two runs in the top of the eighth
when Gator hurier Sid Smith
issued a pass to James, and
surrendered a run-scoring tri triple
ple triple to Lanier. Tiger third sacker
Jimmy Laster singled home La Lanier
nier Lanier for the Plainsmens final
tally.
In the Florida eighth, Auburn
twirler Henry Dumas had con control
trol control trouble, passing Maxey
and Barnes. Parrish drove
Maxey home with a single, and
Smith belted a liner to left,
which skipped through Frede Fredericks
ricks Fredericks legs for a two-base er error.
ror. error. Smitty came home shortly
after on EUenburgs single, com completing
pleting completing the scoring.
Ellenburg started things off in
the bottom of the first with a
single.
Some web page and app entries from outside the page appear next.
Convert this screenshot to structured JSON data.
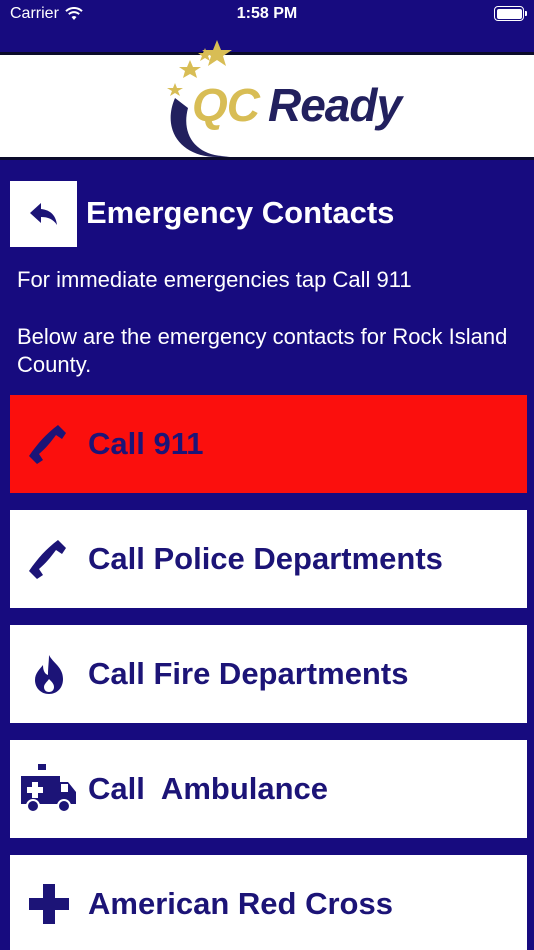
{
  "status_bar": {
    "carrier": "Carrier",
    "time": "1:58 PM"
  },
  "logo": {
    "part1": "QC",
    "part2": "Ready"
  },
  "header": {
    "title": "Emergency Contacts",
    "back_icon": "back-arrow-icon"
  },
  "intro": {
    "line1": "For immediate emergencies tap Call 911",
    "line2": "Below are the emergency contacts for Rock Island County."
  },
  "contacts": [
    {
      "label": "Call 911",
      "icon": "phone-icon",
      "color": "#fb0f0d"
    },
    {
      "label": "Call Police Departments",
      "icon": "phone-icon",
      "color": "#ffffff"
    },
    {
      "label": "Call Fire Departments",
      "icon": "fire-icon",
      "color": "#ffffff"
    },
    {
      "label": "Call  Ambulance",
      "icon": "ambulance-icon",
      "color": "#ffffff"
    },
    {
      "label": "American Red Cross",
      "icon": "plus-cross-icon",
      "color": "#ffffff"
    }
  ],
  "colors": {
    "background": "#170b7f",
    "accent_text": "#1c1477",
    "emergency": "#fb0f0d",
    "logo_gold": "#d8bd55"
  }
}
Attempting to steal, he
was safe when Crouch dropped
the throw, and went to third

Page 4

The Florida Alligator, Tues., Mar. 25,1958

PRESCRIPTIONS FILLED LENSES DUPLICATED
CO.
932 W. University Ave. Ample Parking FR 2-0400

on Geissingers gronnd-out. Fol*
lowing Maxcys base on balls,
Ellenburg scored.
Barness bingle sent Maxcy to
second, while another wild pitch
sent the bespectackied Miamian
to third. Following Flem Flemings
ings Flemings walk, Smith blooped a Tex Texas
as Texas leaguer into left, driving in
more runs.
Don McCreary started for the
Gators and worked five and one.
third frames. Sid Smith came on
in the sixth and captured the
win, allowing two hits and as
many earned runs. Dumas ab absorbed
sorbed absorbed the loss for the Tigers.
The locals hit the road for a
two-game series with Miami
next weekend, and then jour journey
ney journey to Georgia Tech and Ten Tennessee
nessee Tennessee for a pair of games with
each club. The next home games
will be with Florida State on
April 11 and 12.